All Items (Remington, Frederic) (Sculpture)
This was the first and most popular of Remington's sculptures. While he had been supporting himself as a painter and illustrator, Remington had no training as a sculptor when one day a friend suggested that the three-dimensional quality of his drawings suggested a possible affinity for sculpting. Remington bought some clay and the rest, as they say, is history. He produced this sculpture in the summer of 1895; art critic Arthur Hoeber noted in Harper's Weekly that it was quite astonishing that the difficulties of technique in the modeling in clay should have been overcome so readily and with...
This particular bronze is a variant on Remington's original model of The Cheyenne produced in 1901. Remington set out to create an accurate portrait of a Cheyenne warrior, and created an incredible feat of sculptural engineering; the running horse has all four feet off the ground and is supported only by a trailing buffalo robe and clump of grass. Nevertheless, after the first castings of the piece, he felt the shield was awkwardly high and lowered it to the riders waist. He made other minor changes, including the position of the breechcloth over the flanks of the horse and changing...
This is the earlier of two castings the Norton has of this particular piece and there are some significant differences between them. In 1903 Remington set out to make a sculpture of "one of these old Iriquois [sic] Trappers who followed the Fur Companies . . . in the 30 & 40ties." In his earliest version of the statue, of which this is cast number 2, he has the trapper holding his rifle somewhat awkwardly balanced in his left hand while his right hand clutches the horses tail strap; the horses right rear foot is raised, making the figure appear...

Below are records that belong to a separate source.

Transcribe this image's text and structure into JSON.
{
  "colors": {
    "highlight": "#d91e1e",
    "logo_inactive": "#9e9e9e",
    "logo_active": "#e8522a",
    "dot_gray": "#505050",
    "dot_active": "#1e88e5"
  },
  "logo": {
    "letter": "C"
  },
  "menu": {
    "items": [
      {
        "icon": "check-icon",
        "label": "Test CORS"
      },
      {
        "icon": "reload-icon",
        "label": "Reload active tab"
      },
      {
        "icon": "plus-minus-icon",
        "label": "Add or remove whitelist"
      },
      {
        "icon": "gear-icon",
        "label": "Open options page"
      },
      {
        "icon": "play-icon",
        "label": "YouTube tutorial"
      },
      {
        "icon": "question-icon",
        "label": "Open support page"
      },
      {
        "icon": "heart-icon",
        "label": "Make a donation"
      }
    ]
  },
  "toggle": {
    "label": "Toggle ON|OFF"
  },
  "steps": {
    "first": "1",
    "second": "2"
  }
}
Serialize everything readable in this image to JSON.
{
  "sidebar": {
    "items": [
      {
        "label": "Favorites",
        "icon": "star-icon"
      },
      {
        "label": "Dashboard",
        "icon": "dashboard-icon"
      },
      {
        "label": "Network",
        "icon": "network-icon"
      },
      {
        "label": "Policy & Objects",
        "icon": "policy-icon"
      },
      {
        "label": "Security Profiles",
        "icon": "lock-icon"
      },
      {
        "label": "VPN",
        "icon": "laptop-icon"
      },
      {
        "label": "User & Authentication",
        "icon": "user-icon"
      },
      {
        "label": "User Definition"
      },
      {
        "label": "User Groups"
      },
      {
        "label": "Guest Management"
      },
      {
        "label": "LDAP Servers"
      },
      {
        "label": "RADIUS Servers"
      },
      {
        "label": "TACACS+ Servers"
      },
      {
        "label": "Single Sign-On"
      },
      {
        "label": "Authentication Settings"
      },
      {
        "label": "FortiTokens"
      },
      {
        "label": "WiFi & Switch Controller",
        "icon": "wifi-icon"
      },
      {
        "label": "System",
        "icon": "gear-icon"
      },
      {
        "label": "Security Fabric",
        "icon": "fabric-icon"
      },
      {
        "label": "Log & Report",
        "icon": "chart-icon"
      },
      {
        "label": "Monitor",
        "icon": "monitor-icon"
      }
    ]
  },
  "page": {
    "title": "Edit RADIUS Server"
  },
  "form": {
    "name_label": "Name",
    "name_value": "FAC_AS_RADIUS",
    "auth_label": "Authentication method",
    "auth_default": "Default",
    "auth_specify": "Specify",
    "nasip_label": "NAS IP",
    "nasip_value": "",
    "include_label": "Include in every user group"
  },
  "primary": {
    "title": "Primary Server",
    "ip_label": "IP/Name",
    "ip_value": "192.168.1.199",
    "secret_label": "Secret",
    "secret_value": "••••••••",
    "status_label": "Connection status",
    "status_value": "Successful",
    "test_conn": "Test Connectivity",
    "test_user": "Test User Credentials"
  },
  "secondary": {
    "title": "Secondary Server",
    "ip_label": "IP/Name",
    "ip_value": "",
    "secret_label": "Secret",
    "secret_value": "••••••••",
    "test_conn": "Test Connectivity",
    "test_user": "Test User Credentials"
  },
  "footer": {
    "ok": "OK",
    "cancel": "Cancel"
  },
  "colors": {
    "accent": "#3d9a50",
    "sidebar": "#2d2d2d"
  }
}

Weight 6 1/2 lbs. This piece is a cast in bronze of the original small-scale model done by Remington preparatory to making the full-scale model, which is the common one. This small "Mountain Trapper" is probably Remiongton's most unique bronze.